EYN, Church of the Brethren
The Church of the Brethren, Nigeria (Ekklesiyar Yan’uwa a Nigeria / EYN) evolved from the missionary work undertaken by the American Church of the Brethren (COB); in 1923, their first missionaries secured the right to conduct Christian mission work in northern Nigeria from the British colonial government. The church traces its origins back to a group of German Christians in the 16th century who underwent adult baptism to symbolise true commitment to their faith. This led to their persecution, and they were eventually forced to emigrate to the USA.
Since 1959, a partnership has been in place between the EYN and Mission 21 (the Basel Mission at that time). The headquarters of the church's leadership is located in Kwarhi, Adamawa State. For this reason, the EYN's expansion focuses primarily on the mainly rural north-eastern part of the country, from Maiduguri on the border with Cameroon as far as Biu and Yola. From there, the church has gradually extended its sphere of influence to include the large cities as well. EYN congregations have formed in the cities of Abuja, Jos, Kano and Lagos, among others. They now represent an important source of financial support for the church. With more than one million members, the EYN is the largest national body of the Church of the Brethren anywhere in the world.
Since the mid-1980s, Nigeria has been afflicted by a persistent and severe economic crisis. Given this background, the facilities offered by the government are inadequate – not least in the healthcare and educational sectors. The churches make up for these shortcomings in many places, so the EYN has also become an important part of Nigeria's social system. Nowadays, the church works actively in diverse areas and it receives support from Mission 21 in various fields. These activities include the operation of several educational facilities such as the Kulp Theological Seminary (KTS), the Theological Education by Extension (TEE) programme for adults, a literacy programme, work with women, a programme to combat HIV/AIDS and an Integrated Community-Based Development Programme (ICBDP). In addition, Mission 21 provides support for the EYN in its interfaith dialogue with Nigeria's Muslim population, as part of its peace work.

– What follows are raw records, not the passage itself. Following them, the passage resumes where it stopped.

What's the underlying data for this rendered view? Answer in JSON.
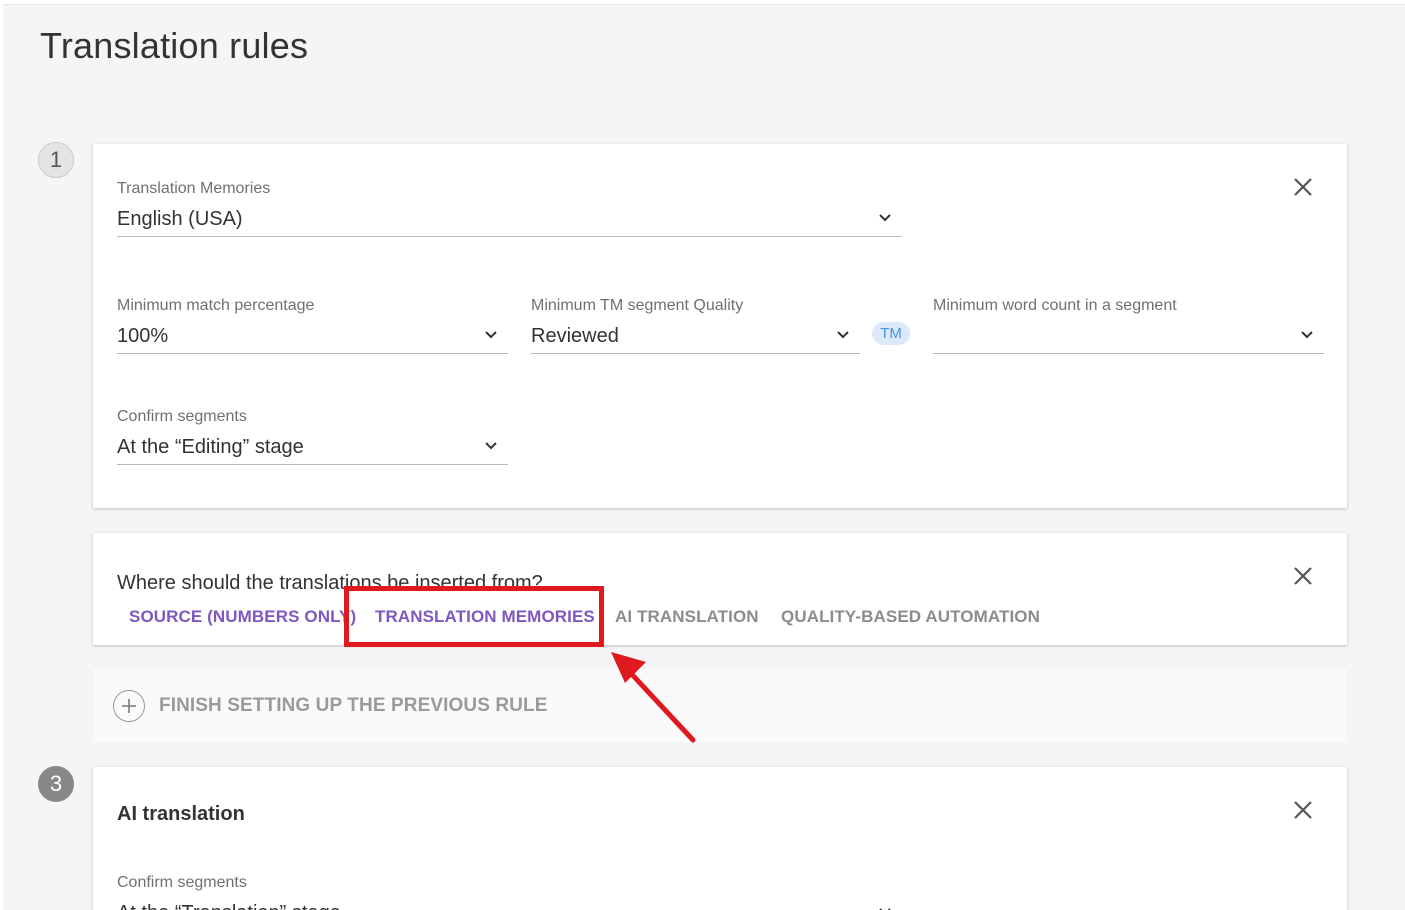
{
  "page": {
    "title": "Translation rules"
  },
  "rule1": {
    "step": "1",
    "tm": {
      "label": "Translation Memories",
      "value": "English (USA)"
    },
    "min_match": {
      "label": "Minimum match percentage",
      "value": "100%"
    },
    "min_quality": {
      "label": "Minimum TM segment Quality",
      "value": "Reviewed"
    },
    "tm_badge": "TM",
    "min_words": {
      "label": "Minimum word count in a segment",
      "value": ""
    },
    "confirm": {
      "label": "Confirm segments",
      "value": "At the “Editing” stage"
    }
  },
  "rule2": {
    "question": "Where should the translations be inserted from?",
    "tabs": [
      {
        "label": "SOURCE (NUMBERS ONLY)"
      },
      {
        "label": "TRANSLATION MEMORIES"
      },
      {
        "label": "AI TRANSLATION"
      },
      {
        "label": "QUALITY-BASED AUTOMATION"
      }
    ]
  },
  "add_rule": {
    "label": "FINISH SETTING UP THE PREVIOUS RULE"
  },
  "rule3": {
    "step": "3",
    "title": "AI translation",
    "confirm": {
      "label": "Confirm segments",
      "value": "At the “Translation” stage"
    }
  },
  "icons": {
    "close": "close-icon",
    "chevron": "chevron-down-icon",
    "add": "plus-icon",
    "annotation_arrow": "red-arrow"
  },
  "colors": {
    "accent": "#7e57c2",
    "annotation": "#e0191f",
    "badge_bg": "#dbe9fb",
    "badge_text": "#4a90e2"
  }
}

The major tensions between Christians and Muslims in Nigeria – especially in the north-east of the country – give this work added relevance. The EYN occupies a special position amid these tensions, given that it is impacted more severely by the agenda of violence perpetrated by the Boko Haram terrorist militia than any other church in Nigeria. The church even had to temporarily relocate its headquarters to the city of Jos. In August 2016, the church's central institutions were able to return to their original headquarters at Kwarhi, from where the EYN still maintains its commitment to peace and development today.